The court ruled the law unconstitutional. One could say that Group Y won and Group X lost, although it's not clear from the story what role the briefs played in the decision. I don't know what other evidence was presented; I don't even know necessarily that the judges even read the briefs.
But here's the other part of the story. The Northwestern Law Review later published an article suggesting that the court should pay more attention to the claims of Group X than Group Y because Group X had published more articles and had published more in "top-tier" journals.
There is a venerable term for this type of argument: ad hominem.
The article doesn't claim to have found an error in the analysis in Group Y's brief, or pick bones with the way Group Y collected their data. No, the argument presented is we're bigger big shots than the big shots on the other side, so the court should have believed us instead of them. This is by definition an ad hominem argument because the identity of the disputants is made an issue rather than the content of the argument.
The Northwestern article includes this amusing footnote: "In the interest of full disclosure, note that we disagree with much of the information contained in the Millett [i.e., Group Y's] Brief." This is amusing because a full disclosure would have mentioned that not only do the three article authors "disagree" with the Millett Brief, but two of them were actually members of Group X that authored the opposing brief. Instead they present themselves as merely concerned bystanders.
With this in mind, I can't help but be reminded of the ending of the movie Annie Hall, wherein Woody Allen's Alvy Singer rewrites his real-life break-up with his girlfriend Annie as a play, only changing the ending so that Annie comes back to him. To be fair, the authors might be less concerned with stewing over past losses than influencing the upcoming Supreme Court review of the case.
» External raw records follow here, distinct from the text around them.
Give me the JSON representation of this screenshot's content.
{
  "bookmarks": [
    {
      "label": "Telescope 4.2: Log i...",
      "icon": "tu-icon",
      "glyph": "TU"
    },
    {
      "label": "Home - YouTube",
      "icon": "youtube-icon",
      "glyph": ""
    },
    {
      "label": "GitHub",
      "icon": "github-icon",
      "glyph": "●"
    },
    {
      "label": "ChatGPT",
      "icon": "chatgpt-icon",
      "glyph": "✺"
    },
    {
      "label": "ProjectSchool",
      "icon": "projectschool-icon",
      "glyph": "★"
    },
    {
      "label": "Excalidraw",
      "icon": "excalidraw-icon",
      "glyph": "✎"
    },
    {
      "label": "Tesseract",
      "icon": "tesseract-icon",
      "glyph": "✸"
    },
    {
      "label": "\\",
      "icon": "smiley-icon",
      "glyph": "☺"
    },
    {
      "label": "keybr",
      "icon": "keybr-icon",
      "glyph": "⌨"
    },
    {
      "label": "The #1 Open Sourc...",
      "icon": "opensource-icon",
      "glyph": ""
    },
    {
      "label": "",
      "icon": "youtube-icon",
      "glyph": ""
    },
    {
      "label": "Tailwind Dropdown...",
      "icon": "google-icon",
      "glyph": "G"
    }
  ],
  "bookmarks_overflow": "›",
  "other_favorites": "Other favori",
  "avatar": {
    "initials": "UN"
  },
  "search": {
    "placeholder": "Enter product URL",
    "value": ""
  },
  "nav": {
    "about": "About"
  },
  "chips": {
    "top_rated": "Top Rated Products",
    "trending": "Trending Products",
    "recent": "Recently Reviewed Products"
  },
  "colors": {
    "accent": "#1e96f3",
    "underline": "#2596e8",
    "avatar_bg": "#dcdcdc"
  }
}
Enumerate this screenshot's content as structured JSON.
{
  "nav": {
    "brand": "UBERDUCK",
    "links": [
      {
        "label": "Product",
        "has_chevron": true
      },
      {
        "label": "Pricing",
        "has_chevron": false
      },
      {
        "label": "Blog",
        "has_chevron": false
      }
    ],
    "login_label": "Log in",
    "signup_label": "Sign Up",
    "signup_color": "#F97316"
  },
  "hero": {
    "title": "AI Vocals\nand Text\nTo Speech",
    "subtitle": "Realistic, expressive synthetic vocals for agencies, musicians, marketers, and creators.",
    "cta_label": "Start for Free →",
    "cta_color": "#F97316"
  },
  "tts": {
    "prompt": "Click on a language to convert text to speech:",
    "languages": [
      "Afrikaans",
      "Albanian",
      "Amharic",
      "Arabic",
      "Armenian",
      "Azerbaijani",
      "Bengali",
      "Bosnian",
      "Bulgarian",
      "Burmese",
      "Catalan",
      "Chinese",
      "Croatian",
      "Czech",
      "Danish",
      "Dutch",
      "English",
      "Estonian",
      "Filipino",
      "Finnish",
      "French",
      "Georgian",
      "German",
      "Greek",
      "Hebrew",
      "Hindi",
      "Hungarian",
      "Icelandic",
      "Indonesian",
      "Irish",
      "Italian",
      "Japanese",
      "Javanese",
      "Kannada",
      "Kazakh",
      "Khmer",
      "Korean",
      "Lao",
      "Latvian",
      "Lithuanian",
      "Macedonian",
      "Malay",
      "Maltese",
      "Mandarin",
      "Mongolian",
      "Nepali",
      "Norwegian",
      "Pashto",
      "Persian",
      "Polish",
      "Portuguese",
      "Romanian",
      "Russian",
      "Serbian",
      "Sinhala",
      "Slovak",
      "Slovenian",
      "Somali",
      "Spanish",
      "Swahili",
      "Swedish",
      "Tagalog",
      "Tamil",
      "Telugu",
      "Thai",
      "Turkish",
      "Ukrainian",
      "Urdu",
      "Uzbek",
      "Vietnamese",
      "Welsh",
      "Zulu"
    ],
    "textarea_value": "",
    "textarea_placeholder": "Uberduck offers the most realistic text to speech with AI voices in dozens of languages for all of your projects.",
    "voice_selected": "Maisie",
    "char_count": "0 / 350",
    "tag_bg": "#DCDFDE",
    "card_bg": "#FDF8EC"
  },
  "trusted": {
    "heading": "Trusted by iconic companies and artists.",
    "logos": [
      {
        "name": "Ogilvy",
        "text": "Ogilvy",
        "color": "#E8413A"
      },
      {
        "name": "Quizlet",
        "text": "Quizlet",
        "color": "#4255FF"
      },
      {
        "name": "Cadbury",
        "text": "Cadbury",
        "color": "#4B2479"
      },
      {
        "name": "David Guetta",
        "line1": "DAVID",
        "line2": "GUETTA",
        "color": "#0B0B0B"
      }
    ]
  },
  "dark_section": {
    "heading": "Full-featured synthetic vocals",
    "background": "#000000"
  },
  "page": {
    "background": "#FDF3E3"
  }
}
I still think their time would be better spent in coming up with more persuasive data and analysis than attacking the reputations of their opponents.